Excuse me, do you care about women’s rights?
I live in Park Slope, know it? It’s one of Brooklyn’s most populated neighborhoods: home to liberals, strollers, foodies, and much more. On the weekends, I often take some time to stroll around, run some errands, and catch up with friends over brunch.As a communications strategist and fundraiser, I’m always on the look out for interesting campaigns, appeals, and tactics. Oh, and apparently I’ve got that face. The one that says, hey, ask her for money–she’ll buy that candy bar from the kid on the subway. I’ve got that mouth too, often doing most of the talking when a telemarketer calls for a donation, shocked that I haven’t immediately hung up.
So it should come as no surprise that a young activist would think to ask me, of all the passersby on busy 7th Avenue last Sunday, if I cared about women’s rights. Well of course I do, so I stopped to engage in what quickly became an appeal for my support. A paid fundraiser for Planned Parenthood (this came up later), Mary, started by asking if I’d make a donation of $30/month for the next year. This blew me away. Maybe I give less than the average do-gooder in my community, but she could see my shock and quickly recovered. Within minutes, I was filling out the paperwork to make a more modest, one-time gift of $25.00.
I’m a long-time supporter of Planned Parenthood Federation of America, so I’m an easy sell (In fact, I used to manage their telefundraising program in the late 1990s as a consultant with Adams Hussey & Associates). I may have even been her first donor and she happily answered my questions about how and why she got involved (via college campus recruitment).The whole exchange left me with a few questions for you, my nonprofit friends, as you try to raise more money (often unrestricted) from good people like me:
- Do you know your army of fundraisers?
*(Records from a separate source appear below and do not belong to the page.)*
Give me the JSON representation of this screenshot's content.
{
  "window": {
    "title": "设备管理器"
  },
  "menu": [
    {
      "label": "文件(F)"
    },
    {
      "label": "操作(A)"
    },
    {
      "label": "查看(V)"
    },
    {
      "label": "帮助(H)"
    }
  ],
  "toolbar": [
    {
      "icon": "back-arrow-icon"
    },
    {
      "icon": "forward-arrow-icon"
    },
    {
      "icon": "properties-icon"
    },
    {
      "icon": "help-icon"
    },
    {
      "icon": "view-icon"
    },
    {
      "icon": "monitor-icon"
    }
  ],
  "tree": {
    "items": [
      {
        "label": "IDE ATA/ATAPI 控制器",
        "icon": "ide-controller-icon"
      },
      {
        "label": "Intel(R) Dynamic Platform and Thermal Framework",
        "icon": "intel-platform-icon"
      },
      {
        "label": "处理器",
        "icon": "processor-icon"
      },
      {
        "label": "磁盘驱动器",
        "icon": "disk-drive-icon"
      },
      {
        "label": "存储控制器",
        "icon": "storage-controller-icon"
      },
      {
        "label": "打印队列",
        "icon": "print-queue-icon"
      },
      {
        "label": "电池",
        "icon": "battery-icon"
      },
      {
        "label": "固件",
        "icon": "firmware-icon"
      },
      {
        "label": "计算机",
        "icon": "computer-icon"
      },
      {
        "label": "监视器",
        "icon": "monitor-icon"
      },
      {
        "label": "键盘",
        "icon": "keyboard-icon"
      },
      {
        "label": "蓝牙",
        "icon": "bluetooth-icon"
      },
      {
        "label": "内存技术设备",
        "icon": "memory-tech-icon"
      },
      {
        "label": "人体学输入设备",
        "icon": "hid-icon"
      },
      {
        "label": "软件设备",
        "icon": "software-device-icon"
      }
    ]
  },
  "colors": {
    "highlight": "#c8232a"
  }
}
You may not have volunteers and activists canvassing the streets on your behalf, but I’m guessing you’ve got some passionate donors. Chances are they tell their friends about you, talk you up at dinner parties, and may even ask friends to donate around year-end or birthday wish time.
- Do you have a brief and compelling case for giving? Chances are if you and your army of fundraisers could fit it into a 140-character tweet that others would want to copy and retweet, you are in good shape.
- Do you have a second or third ask in the wings? Most prospects don’t give the first time you ask. Are you ready with a new ask and reason to support you before letting them walk away?
- Do you cultivate the donor beyond the gift? I haven’t received an email or letter thanking me for the donation I made last Sunday. It was pretty recent, so I’m sure it is on its way. And what about you? Do you thank your donors? And when you do, what comes next?
I could go on, but you’ve got work to do. But before you go back to raising millions, share some thoughts and pearls of wisdom here. That comment box is for you!